(Dataset entries)
• • • •
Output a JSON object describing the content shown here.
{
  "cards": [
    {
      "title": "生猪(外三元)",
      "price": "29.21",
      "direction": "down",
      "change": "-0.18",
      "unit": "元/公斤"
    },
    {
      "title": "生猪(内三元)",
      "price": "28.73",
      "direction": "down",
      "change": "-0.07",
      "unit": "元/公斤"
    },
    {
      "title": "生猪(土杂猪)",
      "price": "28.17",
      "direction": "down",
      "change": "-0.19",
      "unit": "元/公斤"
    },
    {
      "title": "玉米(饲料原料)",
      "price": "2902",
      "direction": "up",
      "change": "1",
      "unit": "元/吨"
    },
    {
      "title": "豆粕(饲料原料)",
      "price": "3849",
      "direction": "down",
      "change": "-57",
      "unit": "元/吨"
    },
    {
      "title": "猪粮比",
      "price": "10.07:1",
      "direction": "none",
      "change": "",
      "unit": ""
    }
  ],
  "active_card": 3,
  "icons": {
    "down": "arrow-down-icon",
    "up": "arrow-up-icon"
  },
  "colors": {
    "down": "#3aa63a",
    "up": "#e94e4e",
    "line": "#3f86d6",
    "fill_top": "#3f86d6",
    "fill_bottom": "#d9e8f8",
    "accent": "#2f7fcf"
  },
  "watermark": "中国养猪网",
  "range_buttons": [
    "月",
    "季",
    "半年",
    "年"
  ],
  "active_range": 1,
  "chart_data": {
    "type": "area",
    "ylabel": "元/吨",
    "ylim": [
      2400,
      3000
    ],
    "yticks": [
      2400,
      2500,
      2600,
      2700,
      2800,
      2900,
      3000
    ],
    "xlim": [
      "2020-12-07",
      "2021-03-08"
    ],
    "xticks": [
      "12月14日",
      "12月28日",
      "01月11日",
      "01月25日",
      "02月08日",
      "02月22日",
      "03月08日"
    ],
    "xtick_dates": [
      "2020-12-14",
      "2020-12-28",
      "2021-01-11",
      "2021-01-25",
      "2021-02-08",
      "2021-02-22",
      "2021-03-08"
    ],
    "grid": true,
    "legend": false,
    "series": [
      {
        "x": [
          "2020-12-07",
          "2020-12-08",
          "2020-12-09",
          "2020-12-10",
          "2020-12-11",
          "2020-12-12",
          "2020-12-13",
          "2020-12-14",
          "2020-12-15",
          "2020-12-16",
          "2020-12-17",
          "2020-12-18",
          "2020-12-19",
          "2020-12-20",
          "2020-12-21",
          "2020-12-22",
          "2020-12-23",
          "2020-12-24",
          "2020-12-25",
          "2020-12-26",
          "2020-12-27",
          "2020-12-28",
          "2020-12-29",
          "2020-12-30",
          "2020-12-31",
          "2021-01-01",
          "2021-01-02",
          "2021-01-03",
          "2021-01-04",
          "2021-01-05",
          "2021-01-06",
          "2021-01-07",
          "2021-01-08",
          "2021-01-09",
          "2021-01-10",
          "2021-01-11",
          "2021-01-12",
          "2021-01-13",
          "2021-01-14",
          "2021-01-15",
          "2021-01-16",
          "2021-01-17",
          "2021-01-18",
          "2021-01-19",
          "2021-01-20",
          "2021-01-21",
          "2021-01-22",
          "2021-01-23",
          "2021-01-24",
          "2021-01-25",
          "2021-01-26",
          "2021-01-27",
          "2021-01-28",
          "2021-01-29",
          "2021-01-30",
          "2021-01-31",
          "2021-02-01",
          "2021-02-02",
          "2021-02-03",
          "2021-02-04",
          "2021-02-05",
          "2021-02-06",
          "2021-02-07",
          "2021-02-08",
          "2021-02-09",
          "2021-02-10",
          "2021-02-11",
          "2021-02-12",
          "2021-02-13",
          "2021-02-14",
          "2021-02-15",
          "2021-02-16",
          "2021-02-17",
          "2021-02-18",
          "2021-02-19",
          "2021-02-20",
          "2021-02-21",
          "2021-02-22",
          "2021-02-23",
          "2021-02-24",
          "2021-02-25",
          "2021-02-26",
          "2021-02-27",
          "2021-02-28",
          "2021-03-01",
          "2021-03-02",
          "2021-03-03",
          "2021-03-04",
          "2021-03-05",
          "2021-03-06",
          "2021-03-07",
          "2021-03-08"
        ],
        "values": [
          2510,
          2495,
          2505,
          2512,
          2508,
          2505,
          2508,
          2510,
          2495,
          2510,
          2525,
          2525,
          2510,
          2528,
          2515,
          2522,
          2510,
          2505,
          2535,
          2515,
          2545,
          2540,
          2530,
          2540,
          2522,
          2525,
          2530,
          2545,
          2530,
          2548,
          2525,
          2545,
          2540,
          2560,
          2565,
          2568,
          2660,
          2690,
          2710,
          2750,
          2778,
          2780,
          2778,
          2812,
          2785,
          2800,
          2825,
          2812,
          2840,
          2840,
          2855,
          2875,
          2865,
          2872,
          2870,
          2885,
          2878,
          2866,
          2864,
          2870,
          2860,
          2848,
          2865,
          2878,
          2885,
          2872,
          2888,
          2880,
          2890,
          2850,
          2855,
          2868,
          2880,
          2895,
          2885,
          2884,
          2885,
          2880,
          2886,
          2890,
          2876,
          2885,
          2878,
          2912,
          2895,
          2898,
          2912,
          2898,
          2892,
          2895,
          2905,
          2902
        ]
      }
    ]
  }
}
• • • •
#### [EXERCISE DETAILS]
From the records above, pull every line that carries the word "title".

#### [SOLUTION BELOW]
      "title": "生猪(外三元)",
      "title": "生猪(内三元)",
      "title": "生猪(土杂猪)",
      "title": "玉米(饲料原料)",
      "title": "豆粕(饲料原料)",
      "title": "猪粮比",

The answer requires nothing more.